— What this task involves —
The answer must consist of the records below, repeated exactly.

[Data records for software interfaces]

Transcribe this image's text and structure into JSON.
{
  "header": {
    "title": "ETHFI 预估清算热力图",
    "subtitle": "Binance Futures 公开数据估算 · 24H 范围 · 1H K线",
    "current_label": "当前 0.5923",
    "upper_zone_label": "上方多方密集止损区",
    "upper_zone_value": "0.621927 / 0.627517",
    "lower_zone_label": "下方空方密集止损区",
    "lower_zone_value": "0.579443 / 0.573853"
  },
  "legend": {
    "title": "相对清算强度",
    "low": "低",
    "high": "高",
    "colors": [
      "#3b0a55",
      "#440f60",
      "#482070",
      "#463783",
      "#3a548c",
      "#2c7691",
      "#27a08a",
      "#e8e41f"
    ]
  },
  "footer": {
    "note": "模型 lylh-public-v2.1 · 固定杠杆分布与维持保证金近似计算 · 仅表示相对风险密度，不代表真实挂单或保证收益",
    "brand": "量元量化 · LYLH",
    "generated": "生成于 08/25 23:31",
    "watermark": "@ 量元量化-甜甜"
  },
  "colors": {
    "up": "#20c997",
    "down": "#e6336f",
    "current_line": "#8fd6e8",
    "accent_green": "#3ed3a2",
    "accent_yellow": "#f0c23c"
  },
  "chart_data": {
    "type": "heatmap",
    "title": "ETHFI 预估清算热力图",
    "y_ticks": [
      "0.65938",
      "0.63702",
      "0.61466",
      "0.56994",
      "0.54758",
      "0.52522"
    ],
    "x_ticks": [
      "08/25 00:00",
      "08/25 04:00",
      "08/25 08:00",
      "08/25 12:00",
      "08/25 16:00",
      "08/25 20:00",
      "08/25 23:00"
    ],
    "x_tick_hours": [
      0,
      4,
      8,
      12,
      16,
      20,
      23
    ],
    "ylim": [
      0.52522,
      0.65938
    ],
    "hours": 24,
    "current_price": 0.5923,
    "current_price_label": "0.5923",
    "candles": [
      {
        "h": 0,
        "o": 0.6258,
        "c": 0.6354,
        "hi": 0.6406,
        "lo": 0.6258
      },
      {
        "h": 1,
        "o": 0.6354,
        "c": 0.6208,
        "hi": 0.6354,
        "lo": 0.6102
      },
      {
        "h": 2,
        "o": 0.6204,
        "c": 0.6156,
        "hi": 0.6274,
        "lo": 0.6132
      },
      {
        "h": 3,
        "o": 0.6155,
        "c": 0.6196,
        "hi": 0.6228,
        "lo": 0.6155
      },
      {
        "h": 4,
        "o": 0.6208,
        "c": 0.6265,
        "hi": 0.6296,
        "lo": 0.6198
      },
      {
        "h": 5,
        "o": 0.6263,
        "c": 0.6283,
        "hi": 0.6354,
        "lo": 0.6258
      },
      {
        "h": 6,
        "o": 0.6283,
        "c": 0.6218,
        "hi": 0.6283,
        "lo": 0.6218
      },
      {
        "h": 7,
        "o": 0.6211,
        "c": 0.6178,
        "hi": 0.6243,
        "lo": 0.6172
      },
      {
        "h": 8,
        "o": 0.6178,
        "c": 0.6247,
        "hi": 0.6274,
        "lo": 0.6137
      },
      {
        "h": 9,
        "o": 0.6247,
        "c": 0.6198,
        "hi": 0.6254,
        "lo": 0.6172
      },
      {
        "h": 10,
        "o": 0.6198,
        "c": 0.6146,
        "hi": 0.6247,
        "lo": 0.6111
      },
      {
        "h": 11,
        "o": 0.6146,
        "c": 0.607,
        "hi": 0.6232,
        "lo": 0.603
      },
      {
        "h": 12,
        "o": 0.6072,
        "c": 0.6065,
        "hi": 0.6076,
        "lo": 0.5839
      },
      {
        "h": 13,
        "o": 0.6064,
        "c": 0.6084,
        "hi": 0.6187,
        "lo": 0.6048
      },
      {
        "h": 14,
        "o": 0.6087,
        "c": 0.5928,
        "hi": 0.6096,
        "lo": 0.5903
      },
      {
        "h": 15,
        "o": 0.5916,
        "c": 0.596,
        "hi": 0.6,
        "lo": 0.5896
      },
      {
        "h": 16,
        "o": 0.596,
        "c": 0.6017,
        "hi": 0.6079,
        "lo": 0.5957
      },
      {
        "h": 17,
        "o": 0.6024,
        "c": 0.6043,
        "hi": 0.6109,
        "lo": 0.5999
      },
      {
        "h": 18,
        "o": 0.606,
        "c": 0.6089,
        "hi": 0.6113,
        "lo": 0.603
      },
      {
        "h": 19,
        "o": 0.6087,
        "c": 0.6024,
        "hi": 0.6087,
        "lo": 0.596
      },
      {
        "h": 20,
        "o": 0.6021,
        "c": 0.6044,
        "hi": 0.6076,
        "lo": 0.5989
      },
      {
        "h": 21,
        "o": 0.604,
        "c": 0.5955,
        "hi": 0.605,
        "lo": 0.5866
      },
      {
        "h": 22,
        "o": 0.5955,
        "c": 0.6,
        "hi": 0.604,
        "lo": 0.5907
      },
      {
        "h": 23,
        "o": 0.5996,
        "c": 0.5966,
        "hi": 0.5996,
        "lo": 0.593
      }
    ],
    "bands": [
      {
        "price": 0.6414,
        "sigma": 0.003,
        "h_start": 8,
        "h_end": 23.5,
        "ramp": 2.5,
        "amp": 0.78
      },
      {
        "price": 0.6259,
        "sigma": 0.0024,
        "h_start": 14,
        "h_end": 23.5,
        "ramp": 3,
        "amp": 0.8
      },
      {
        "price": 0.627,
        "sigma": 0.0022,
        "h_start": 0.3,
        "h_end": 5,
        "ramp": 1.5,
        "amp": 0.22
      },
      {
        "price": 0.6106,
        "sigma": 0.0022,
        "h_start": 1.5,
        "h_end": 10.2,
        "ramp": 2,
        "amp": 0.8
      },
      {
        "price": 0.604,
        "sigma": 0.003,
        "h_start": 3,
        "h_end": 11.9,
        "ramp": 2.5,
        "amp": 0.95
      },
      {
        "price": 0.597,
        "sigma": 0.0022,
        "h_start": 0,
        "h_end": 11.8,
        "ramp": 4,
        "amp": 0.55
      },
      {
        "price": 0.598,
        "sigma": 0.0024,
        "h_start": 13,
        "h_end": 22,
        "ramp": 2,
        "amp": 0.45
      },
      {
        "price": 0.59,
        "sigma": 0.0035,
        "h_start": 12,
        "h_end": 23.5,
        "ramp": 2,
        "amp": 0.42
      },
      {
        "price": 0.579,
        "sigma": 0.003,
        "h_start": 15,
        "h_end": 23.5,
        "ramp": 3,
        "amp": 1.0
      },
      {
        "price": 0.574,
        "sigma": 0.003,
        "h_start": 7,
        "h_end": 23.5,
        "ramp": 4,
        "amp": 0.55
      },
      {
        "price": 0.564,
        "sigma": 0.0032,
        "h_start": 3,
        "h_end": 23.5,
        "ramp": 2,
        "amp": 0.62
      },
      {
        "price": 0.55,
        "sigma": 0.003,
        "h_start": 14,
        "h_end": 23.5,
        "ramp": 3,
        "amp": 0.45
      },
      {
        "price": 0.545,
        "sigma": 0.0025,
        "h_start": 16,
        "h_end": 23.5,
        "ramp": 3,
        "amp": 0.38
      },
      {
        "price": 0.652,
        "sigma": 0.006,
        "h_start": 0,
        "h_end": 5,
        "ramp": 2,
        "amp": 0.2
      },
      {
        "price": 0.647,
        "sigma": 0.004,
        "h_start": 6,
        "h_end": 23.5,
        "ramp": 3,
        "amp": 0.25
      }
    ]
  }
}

— Task solution —
Transcribe this image's text and structure into JSON.
{
  "header": {
    "title": "ETHFI 预估清算热力图",
    "subtitle": "Binance Futures 公开数据估算 · 24H 范围 · 1H K线",
    "current_label": "当前 0.5923",
    "upper_zone_label": "上方多方密集止损区",
    "upper_zone_value": "0.621927 / 0.627517",
    "lower_zone_label": "下方空方密集止损区",
    "lower_zone_value": "0.579443 / 0.573853"
  },
  "legend": {
    "title": "相对清算强度",
    "low": "低",
    "high": "高",
    "colors": [
      "#3b0a55",
      "#440f60",
      "#482070",
      "#463783",
      "#3a548c",
      "#2c7691",
      "#27a08a",
      "#e8e41f"
    ]
  },
  "footer": {
    "note": "模型 lylh-public-v2.1 · 固定杠杆分布与维持保证金近似计算 · 仅表示相对风险密度，不代表真实挂单或保证收益",
    "brand": "量元量化 · LYLH",
    "generated": "生成于 08/25 23:31",
    "watermark": "@ 量元量化-甜甜"
  },
  "colors": {
    "up": "#20c997",
    "down": "#e6336f",
    "current_line": "#8fd6e8",
    "accent_green": "#3ed3a2",
    "accent_yellow": "#f0c23c"
  },
  "chart_data": {
    "type": "heatmap",
    "title": "ETHFI 预估清算热力图",
    "y_ticks": [
      "0.65938",
      "0.63702",
      "0.61466",
      "0.56994",
      "0.54758",
      "0.52522"
    ],
    "x_ticks": [
      "08/25 00:00",
      "08/25 04:00",
      "08/25 08:00",
      "08/25 12:00",
      "08/25 16:00",
      "08/25 20:00",
      "08/25 23:00"
    ],
    "x_tick_hours": [
      0,
      4,
      8,
      12,
      16,
      20,
      23
    ],
    "ylim": [
      0.52522,
      0.65938
    ],
    "hours": 24,
    "current_price": 0.5923,
    "current_price_label": "0.5923",
    "candles": [
      {
        "h": 0,
        "o": 0.6258,
        "c": 0.6354,
        "hi": 0.6406,
        "lo": 0.6258
      },
      {
        "h": 1,
        "o": 0.6354,
        "c": 0.6208,
        "hi": 0.6354,
        "lo": 0.6102
      },
      {
        "h": 2,
        "o": 0.6204,
        "c": 0.6156,
        "hi": 0.6274,
        "lo": 0.6132
      },
      {
        "h": 3,
        "o": 0.6155,
        "c": 0.6196,
        "hi": 0.6228,
        "lo": 0.6155
      },
      {
        "h": 4,
        "o": 0.6208,
        "c": 0.6265,
        "hi": 0.6296,
        "lo": 0.6198
      },
      {
        "h": 5,
        "o": 0.6263,
        "c": 0.6283,
        "hi": 0.6354,
        "lo": 0.6258
      },
      {
        "h": 6,
        "o": 0.6283,
        "c": 0.6218,
        "hi": 0.6283,
        "lo": 0.6218
      },
      {
        "h": 7,
        "o": 0.6211,
        "c": 0.6178,
        "hi": 0.6243,
        "lo": 0.6172
      },
      {
        "h": 8,
        "o": 0.6178,
        "c": 0.6247,
        "hi": 0.6274,
        "lo": 0.6137
      },
      {
        "h": 9,
        "o": 0.6247,
        "c": 0.6198,
        "hi": 0.6254,
        "lo": 0.6172
      },
      {
        "h": 10,
        "o": 0.6198,
        "c": 0.6146,
        "hi": 0.6247,
        "lo": 0.6111
      },
      {
        "h": 11,
        "o": 0.6146,
        "c": 0.607,
        "hi": 0.6232,
        "lo": 0.603
      },
      {
        "h": 12,
        "o": 0.6072,
        "c": 0.6065,
        "hi": 0.6076,
        "lo": 0.5839
      },
      {
        "h": 13,
        "o": 0.6064,
        "c": 0.6084,
        "hi": 0.6187,
        "lo": 0.6048
      },
      {
        "h": 14,
        "o": 0.6087,
        "c": 0.5928,
        "hi": 0.6096,
        "lo": 0.5903
      },
      {
        "h": 15,
        "o": 0.5916,
        "c": 0.596,
        "hi": 0.6,
        "lo": 0.5896
      },
      {
        "h": 16,
        "o": 0.596,
        "c": 0.6017,
        "hi": 0.6079,
        "lo": 0.5957
      },
      {
        "h": 17,
        "o": 0.6024,
        "c": 0.6043,
        "hi": 0.6109,
        "lo": 0.5999
      },
      {
        "h": 18,
        "o": 0.606,
        "c": 0.6089,
        "hi": 0.6113,
        "lo": 0.603
      },
      {
        "h": 19,
        "o": 0.6087,
        "c": 0.6024,
        "hi": 0.6087,
        "lo": 0.596
      },
      {
        "h": 20,
        "o": 0.6021,
        "c": 0.6044,
        "hi": 0.6076,
        "lo": 0.5989
      },
      {
        "h": 21,
        "o": 0.604,
        "c": 0.5955,
        "hi": 0.605,
        "lo": 0.5866
      },
      {
        "h": 22,
        "o": 0.5955,
        "c": 0.6,
        "hi": 0.604,
        "lo": 0.5907
      },
      {
        "h": 23,
        "o": 0.5996,
        "c": 0.5966,
        "hi": 0.5996,
        "lo": 0.593
      }
    ],
    "bands": [
      {
        "price": 0.6414,
        "sigma": 0.003,
        "h_start": 8,
        "h_end": 23.5,
        "ramp": 2.5,
        "amp": 0.78
      },
      {
        "price": 0.6259,
        "sigma": 0.0024,
        "h_start": 14,
        "h_end": 23.5,
        "ramp": 3,
        "amp": 0.8
      },
      {
        "price": 0.627,
        "sigma": 0.0022,
        "h_start": 0.3,
        "h_end": 5,
        "ramp": 1.5,
        "amp": 0.22
      },
      {
        "price": 0.6106,
        "sigma": 0.0022,
        "h_start": 1.5,
        "h_end": 10.2,
        "ramp": 2,
        "amp": 0.8
      },
      {
        "price": 0.604,
        "sigma": 0.003,
        "h_start": 3,
        "h_end": 11.9,
        "ramp": 2.5,
        "amp": 0.95
      },
      {
        "price": 0.597,
        "sigma": 0.0022,
        "h_start": 0,
        "h_end": 11.8,
        "ramp": 4,
        "amp": 0.55
      },
      {
        "price": 0.598,
        "sigma": 0.0024,
        "h_start": 13,
        "h_end": 22,
        "ramp": 2,
        "amp": 0.45
      },
      {
        "price": 0.59,
        "sigma": 0.0035,
        "h_start": 12,
        "h_end": 23.5,
        "ramp": 2,
        "amp": 0.42
      },
      {
        "price": 0.579,
        "sigma": 0.003,
        "h_start": 15,
        "h_end": 23.5,
        "ramp": 3,
        "amp": 1.0
      },
      {
        "price": 0.574,
        "sigma": 0.003,
        "h_start": 7,
        "h_end": 23.5,
        "ramp": 4,
        "amp": 0.55
      },
      {
        "price": 0.564,
        "sigma": 0.0032,
        "h_start": 3,
        "h_end": 23.5,
        "ramp": 2,
        "amp": 0.62
      },
      {
        "price": 0.55,
        "sigma": 0.003,
        "h_start": 14,
        "h_end": 23.5,
        "ramp": 3,
        "amp": 0.45
      },
      {
        "price": 0.545,
        "sigma": 0.0025,
        "h_start": 16,
        "h_end": 23.5,
        "ramp": 3,
        "amp": 0.38
      },
      {
        "price": 0.652,
        "sigma": 0.006,
        "h_start": 0,
        "h_end": 5,
        "ramp": 2,
        "amp": 0.2
      },
      {
        "price": 0.647,
        "sigma": 0.004,
        "h_start": 6,
        "h_end": 23.5,
        "ramp": 3,
        "amp": 0.25
      }
    ]
  }
}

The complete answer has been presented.